If Malden were to institute a city-wide residential parking sticker program, how should visitor parking be handled?
That was the topic that faced the City Council’s Parking Review Committee at the body’s Jan. 29 meeting. It’s an issue that has plagued prior iterations of the body in the past, as seemingly every time the topic of a city-wide parking program has been discussed, one of the major stumbling blocks was always visitor parking.
The big difference this time around is the presence of Parking Department Director Ron Hogan. While Hogan has been with the city for several years, the Parking Department has not, as it was only created this past fiscal year in an effort to consolidate parking responsibilities under one department and to serve as the enforcement arm of a city-wide parking sticker program should one be passed.
Starting last year, Hogan has provided the committee with a step-by-step process for approving such a program, and the body has progressed through it with relative ease, until now, when it was finally time to tackle visitor parking again.
“This is a tough issue, because we need to stop illegal uses of those passes,” said Councilor Neal Anderson.
As Anderson alluded, visitor parking passes have to walk a fine line of being restrictive enough to prevent them being used illegally while also not being a burden to residents who wish to use them correctly.
This second point takes on greater importance in the parts of the city close to MBTA stations. As previously approved by the committee, the intent is to create two parking zones in Malden: one encompassing both Malden Station and Oak Grove and those surrounding areas, and one for the rest of the city. While that second zone will only have sticker parking at nights, the “T Zone” will include sticker parking during the day as a way to prevent commuters from parking where they shouldn’t.
Councilor Barbara Murphy explained that the visitor passes inside the T-Zone will need to be used more frequently, for everything from a simple lunch visit to care givers visiting their patients.

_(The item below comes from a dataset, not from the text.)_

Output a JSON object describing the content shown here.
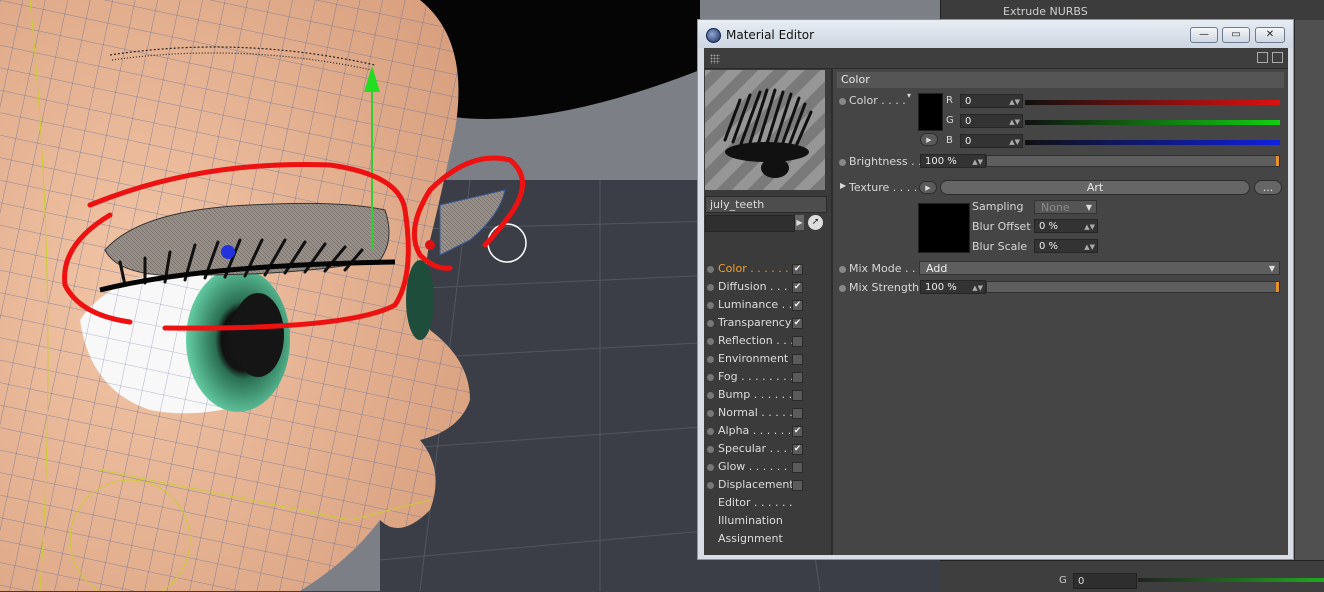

“To me, that’s life in the neighborhood,” she said.
Hogan listened to all of the councilor’s concerns and promised to come back next meeting with two proposals for the committee: one that has paper passes and another that will be electronic.